(Beginning of Records for this task)

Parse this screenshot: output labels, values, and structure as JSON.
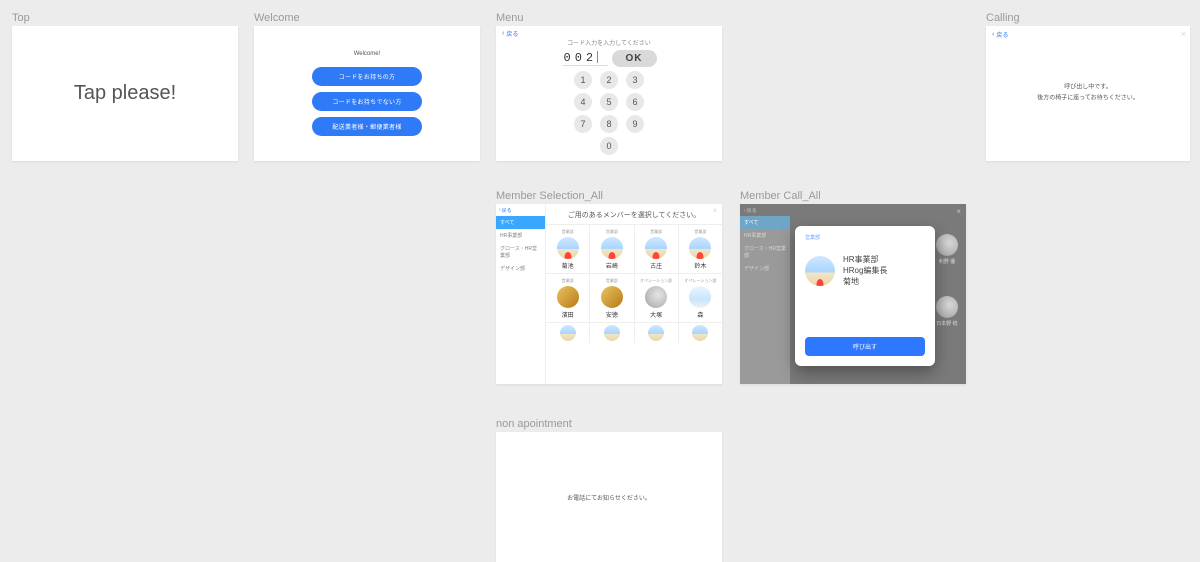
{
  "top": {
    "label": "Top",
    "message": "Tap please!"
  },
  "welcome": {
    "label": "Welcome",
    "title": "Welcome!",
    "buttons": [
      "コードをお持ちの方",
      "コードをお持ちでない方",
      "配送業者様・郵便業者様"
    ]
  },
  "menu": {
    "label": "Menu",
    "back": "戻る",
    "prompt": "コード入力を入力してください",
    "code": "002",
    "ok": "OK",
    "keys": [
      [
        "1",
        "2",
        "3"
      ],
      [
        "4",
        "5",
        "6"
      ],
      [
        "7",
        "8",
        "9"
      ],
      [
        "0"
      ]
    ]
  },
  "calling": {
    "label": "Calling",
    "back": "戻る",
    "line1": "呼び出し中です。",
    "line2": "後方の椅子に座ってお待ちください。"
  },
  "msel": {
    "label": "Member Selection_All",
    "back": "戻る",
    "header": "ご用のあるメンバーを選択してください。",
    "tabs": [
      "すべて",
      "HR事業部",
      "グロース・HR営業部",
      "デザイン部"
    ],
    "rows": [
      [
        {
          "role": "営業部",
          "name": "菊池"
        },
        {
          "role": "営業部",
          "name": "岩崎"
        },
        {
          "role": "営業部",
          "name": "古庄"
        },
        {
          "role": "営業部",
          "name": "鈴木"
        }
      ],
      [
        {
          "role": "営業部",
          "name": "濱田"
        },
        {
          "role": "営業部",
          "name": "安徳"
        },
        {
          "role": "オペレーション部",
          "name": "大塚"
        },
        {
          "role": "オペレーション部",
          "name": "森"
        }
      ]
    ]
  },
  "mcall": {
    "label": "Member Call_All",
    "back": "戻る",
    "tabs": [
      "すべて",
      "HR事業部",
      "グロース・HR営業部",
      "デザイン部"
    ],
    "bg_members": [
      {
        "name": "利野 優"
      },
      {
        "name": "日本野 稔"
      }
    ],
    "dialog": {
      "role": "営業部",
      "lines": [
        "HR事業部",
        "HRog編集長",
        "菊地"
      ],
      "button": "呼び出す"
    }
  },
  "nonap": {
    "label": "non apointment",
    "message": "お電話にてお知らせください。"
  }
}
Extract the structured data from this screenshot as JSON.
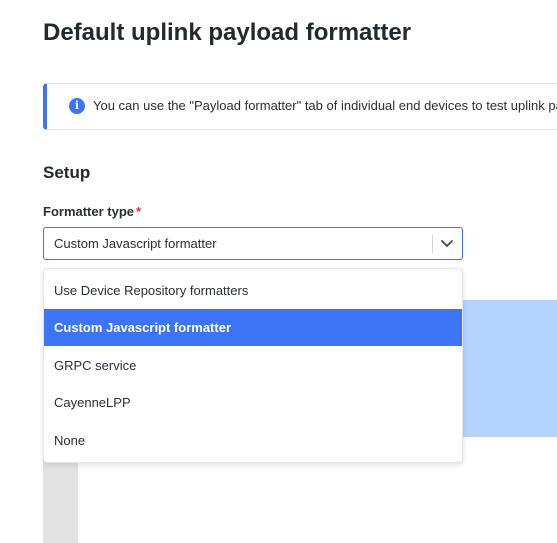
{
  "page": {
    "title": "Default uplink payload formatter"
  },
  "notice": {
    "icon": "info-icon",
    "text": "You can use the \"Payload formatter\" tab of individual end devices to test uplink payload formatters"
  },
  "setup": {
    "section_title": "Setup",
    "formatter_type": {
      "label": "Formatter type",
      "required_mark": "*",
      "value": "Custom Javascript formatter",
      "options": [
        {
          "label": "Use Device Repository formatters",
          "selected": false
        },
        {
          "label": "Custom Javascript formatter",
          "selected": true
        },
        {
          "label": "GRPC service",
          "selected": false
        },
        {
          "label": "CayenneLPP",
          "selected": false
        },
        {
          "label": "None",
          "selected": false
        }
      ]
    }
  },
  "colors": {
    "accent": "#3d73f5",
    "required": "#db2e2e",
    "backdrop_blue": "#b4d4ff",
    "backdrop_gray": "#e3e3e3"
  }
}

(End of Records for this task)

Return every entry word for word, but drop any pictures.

Parse this screenshot: output labels, values, and structure as JSON.
{
  "top": {
    "label": "Top",
    "message": "Tap please!"
  },
  "welcome": {
    "label": "Welcome",
    "title": "Welcome!",
    "buttons": [
      "コードをお持ちの方",
      "コードをお持ちでない方",
      "配送業者様・郵便業者様"
    ]
  },
  "menu": {
    "label": "Menu",
    "back": "戻る",
    "prompt": "コード入力を入力してください",
    "code": "002",
    "ok": "OK",
    "keys": [
      [
        "1",
        "2",
        "3"
      ],
      [
        "4",
        "5",
        "6"
      ],
      [
        "7",
        "8",
        "9"
      ],
      [
        "0"
      ]
    ]
  },
  "calling": {
    "label": "Calling",
    "back": "戻る",
    "line1": "呼び出し中です。",
    "line2": "後方の椅子に座ってお待ちください。"
  },
  "msel": {
    "label": "Member Selection_All",
    "back": "戻る",
    "header": "ご用のあるメンバーを選択してください。",
    "tabs": [
      "すべて",
      "HR事業部",
      "グロース・HR営業部",
      "デザイン部"
    ],
    "rows": [
      [
        {
          "role": "営業部",
          "name": "菊池"
        },
        {
          "role": "営業部",
          "name": "岩崎"
        },
        {
          "role": "営業部",
          "name": "古庄"
        },
        {
          "role": "営業部",
          "name": "鈴木"
        }
      ],
      [
        {
          "role": "営業部",
          "name": "濱田"
        },
        {
          "role": "営業部",
          "name": "安徳"
        },
        {
          "role": "オペレーション部",
          "name": "大塚"
        },
        {
          "role": "オペレーション部",
          "name": "森"
        }
      ]
    ]
  },
  "mcall": {
    "label": "Member Call_All",
    "back": "戻る",
    "tabs": [
      "すべて",
      "HR事業部",
      "グロース・HR営業部",
      "デザイン部"
    ],
    "bg_members": [
      {
        "name": "利野 優"
      },
      {
        "name": "日本野 稔"
      }
    ],
    "dialog": {
      "role": "営業部",
      "lines": [
        "HR事業部",
        "HRog編集長",
        "菊地"
      ],
      "button": "呼び出す"
    }
  },
  "nonap": {
    "label": "non apointment",
    "message": "お電話にてお知らせください。"
  }
}
Extract the structured data from this screenshot as JSON.
{
  "page": {
    "title": "Default uplink payload formatter"
  },
  "notice": {
    "icon": "info-icon",
    "text": "You can use the \"Payload formatter\" tab of individual end devices to test uplink payload formatters"
  },
  "setup": {
    "section_title": "Setup",
    "formatter_type": {
      "label": "Formatter type",
      "required_mark": "*",
      "value": "Custom Javascript formatter",
      "options": [
        {
          "label": "Use Device Repository formatters",
          "selected": false
        },
        {
          "label": "Custom Javascript formatter",
          "selected": true
        },
        {
          "label": "GRPC service",
          "selected": false
        },
        {
          "label": "CayenneLPP",
          "selected": false
        },
        {
          "label": "None",
          "selected": false
        }
      ]
    }
  },
  "colors": {
    "accent": "#3d73f5",
    "required": "#db2e2e",
    "backdrop_blue": "#b4d4ff",
    "backdrop_gray": "#e3e3e3"
  }
}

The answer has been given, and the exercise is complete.